__TASK__
Exactly as written, return all the data, leaving its pictures behind.

%%

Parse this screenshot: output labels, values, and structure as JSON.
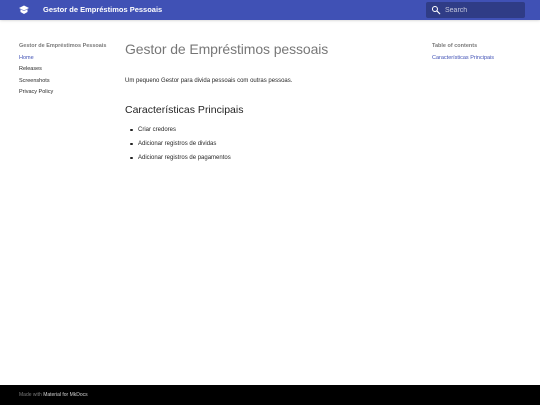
{
  "header": {
    "site_title": "Gestor de Empréstimos Pessoais",
    "logo_icon": "book-icon",
    "search": {
      "placeholder": "Search",
      "icon": "search-icon"
    },
    "background_color": "#4051b5"
  },
  "nav": {
    "title": "Gestor de Empréstimos Pessoais",
    "items": [
      {
        "label": "Home",
        "active": true
      },
      {
        "label": "Releases",
        "active": false
      },
      {
        "label": "Screenshots",
        "active": false
      },
      {
        "label": "Privacy Policy",
        "active": false
      }
    ]
  },
  "main": {
    "title": "Gestor de Empréstimos pessoais",
    "intro": "Um pequeno Gestor para divida pessoais com outras pessoas.",
    "section_title": "Características Principais",
    "features": [
      "Criar credores",
      "Adicionar registros de dividas",
      "Adicionar registros de pagamentos"
    ]
  },
  "toc": {
    "title": "Table of contents",
    "items": [
      "Características Principais"
    ]
  },
  "footer": {
    "made_with": "Made with",
    "link_label": "Material for MkDocs"
  },
  "colors": {
    "primary": "#4051b5",
    "footer_bg": "#000000"
  }
}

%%

__RESULT FOR THIS TASK__
Parse this screenshot: output labels, values, and structure as JSON.
{
  "header": {
    "site_title": "Gestor de Empréstimos Pessoais",
    "logo_icon": "book-icon",
    "search": {
      "placeholder": "Search",
      "icon": "search-icon"
    },
    "background_color": "#4051b5"
  },
  "nav": {
    "title": "Gestor de Empréstimos Pessoais",
    "items": [
      {
        "label": "Home",
        "active": true
      },
      {
        "label": "Releases",
        "active": false
      },
      {
        "label": "Screenshots",
        "active": false
      },
      {
        "label": "Privacy Policy",
        "active": false
      }
    ]
  },
  "main": {
    "title": "Gestor de Empréstimos pessoais",
    "intro": "Um pequeno Gestor para divida pessoais com outras pessoas.",
    "section_title": "Características Principais",
    "features": [
      "Criar credores",
      "Adicionar registros de dividas",
      "Adicionar registros de pagamentos"
    ]
  },
  "toc": {
    "title": "Table of contents",
    "items": [
      "Características Principais"
    ]
  },
  "footer": {
    "made_with": "Made with",
    "link_label": "Material for MkDocs"
  },
  "colors": {
    "primary": "#4051b5",
    "footer_bg": "#000000"
  }
}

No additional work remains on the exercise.